Pictures don't belong in the copy; print all the records exactly.

(Records from a dataset)
= Beginning of Section =

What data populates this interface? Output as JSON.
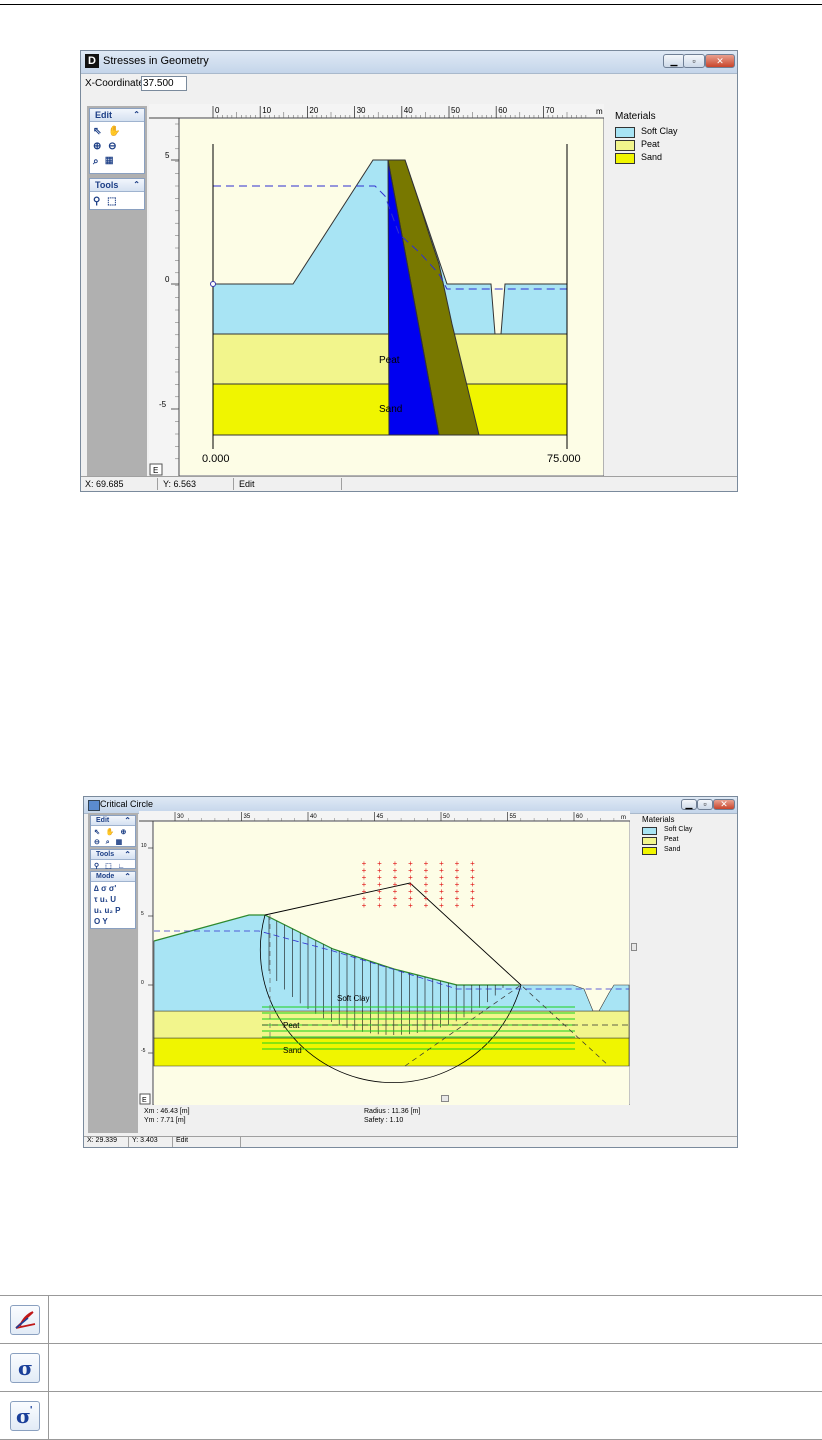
{
  "window1": {
    "title": "Stresses in Geometry",
    "x_coordinate_label": "X-Coordinate",
    "x_coordinate_value": "37.500",
    "panel_groups": [
      "Edit",
      "Tools"
    ],
    "ruler_x_ticks": [
      "0",
      "10",
      "20",
      "30",
      "40",
      "50",
      "60",
      "70"
    ],
    "ruler_unit": "m",
    "ruler_y_ticks": [
      "5",
      "0",
      "-5"
    ],
    "axis_left_label": "0.000",
    "axis_right_label": "75.000",
    "layer_labels": [
      "Peat",
      "Sand"
    ],
    "corner_label": "E",
    "legend": {
      "title": "Materials",
      "items": [
        {
          "name": "Soft Clay",
          "color": "#a8e4f4"
        },
        {
          "name": "Peat",
          "color": "#f2f58c"
        },
        {
          "name": "Sand",
          "color": "#f0f500"
        }
      ]
    },
    "status": {
      "x": "X: 69.685",
      "y": "Y: 6.563",
      "mode": "Edit"
    },
    "colors": {
      "blue_wedge": "#0000f0",
      "olive_wedge": "#787800",
      "canvas_bg": "#fdfde6",
      "phreatic": "#3030d0"
    }
  },
  "window2": {
    "title": "Critical Circle",
    "panel_groups": [
      "Edit",
      "Tools",
      "Mode"
    ],
    "mode_symbols": [
      "σ",
      "σ'",
      "τ",
      "u₁",
      "U",
      "u₁",
      "u₂",
      "P",
      "O",
      "Y"
    ],
    "ruler_x_ticks": [
      "30",
      "35",
      "40",
      "45",
      "50",
      "55",
      "60"
    ],
    "ruler_unit": "m",
    "ruler_y_ticks": [
      "10",
      "5",
      "0",
      "-5"
    ],
    "layer_labels": [
      "Soft Clay",
      "Peat",
      "Sand"
    ],
    "corner_label": "E",
    "results_left": [
      "Xm : 46.43 [m]",
      "Ym : 7.71 [m]"
    ],
    "results_right": [
      "Radius : 11.36 [m]",
      "Safety : 1.10"
    ],
    "legend": {
      "title": "Materials",
      "items": [
        {
          "name": "Soft Clay",
          "color": "#a8e4f4"
        },
        {
          "name": "Peat",
          "color": "#f2f58c"
        },
        {
          "name": "Sand",
          "color": "#f0f500"
        }
      ]
    },
    "status": {
      "x": "X: 29.339",
      "y": "Y: 3.403",
      "mode": "Edit"
    }
  },
  "icon_table": [
    {
      "icon": "slip-circle-icon"
    },
    {
      "icon": "total-stress-sigma-icon"
    },
    {
      "icon": "effective-stress-sigma-prime-icon"
    }
  ]
}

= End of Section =

Task result:
What data populates this interface? Output as JSON.
{
  "window1": {
    "title": "Stresses in Geometry",
    "x_coordinate_label": "X-Coordinate",
    "x_coordinate_value": "37.500",
    "panel_groups": [
      "Edit",
      "Tools"
    ],
    "ruler_x_ticks": [
      "0",
      "10",
      "20",
      "30",
      "40",
      "50",
      "60",
      "70"
    ],
    "ruler_unit": "m",
    "ruler_y_ticks": [
      "5",
      "0",
      "-5"
    ],
    "axis_left_label": "0.000",
    "axis_right_label": "75.000",
    "layer_labels": [
      "Peat",
      "Sand"
    ],
    "corner_label": "E",
    "legend": {
      "title": "Materials",
      "items": [
        {
          "name": "Soft Clay",
          "color": "#a8e4f4"
        },
        {
          "name": "Peat",
          "color": "#f2f58c"
        },
        {
          "name": "Sand",
          "color": "#f0f500"
        }
      ]
    },
    "status": {
      "x": "X: 69.685",
      "y": "Y: 6.563",
      "mode": "Edit"
    },
    "colors": {
      "blue_wedge": "#0000f0",
      "olive_wedge": "#787800",
      "canvas_bg": "#fdfde6",
      "phreatic": "#3030d0"
    }
  },
  "window2": {
    "title": "Critical Circle",
    "panel_groups": [
      "Edit",
      "Tools",
      "Mode"
    ],
    "mode_symbols": [
      "σ",
      "σ'",
      "τ",
      "u₁",
      "U",
      "u₁",
      "u₂",
      "P",
      "O",
      "Y"
    ],
    "ruler_x_ticks": [
      "30",
      "35",
      "40",
      "45",
      "50",
      "55",
      "60"
    ],
    "ruler_unit": "m",
    "ruler_y_ticks": [
      "10",
      "5",
      "0",
      "-5"
    ],
    "layer_labels": [
      "Soft Clay",
      "Peat",
      "Sand"
    ],
    "corner_label": "E",
    "results_left": [
      "Xm : 46.43 [m]",
      "Ym : 7.71 [m]"
    ],
    "results_right": [
      "Radius : 11.36 [m]",
      "Safety : 1.10"
    ],
    "legend": {
      "title": "Materials",
      "items": [
        {
          "name": "Soft Clay",
          "color": "#a8e4f4"
        },
        {
          "name": "Peat",
          "color": "#f2f58c"
        },
        {
          "name": "Sand",
          "color": "#f0f500"
        }
      ]
    },
    "status": {
      "x": "X: 29.339",
      "y": "Y: 3.403",
      "mode": "Edit"
    }
  },
  "icon_table": [
    {
      "icon": "slip-circle-icon"
    },
    {
      "icon": "total-stress-sigma-icon"
    },
    {
      "icon": "effective-stress-sigma-prime-icon"
    }
  ]
}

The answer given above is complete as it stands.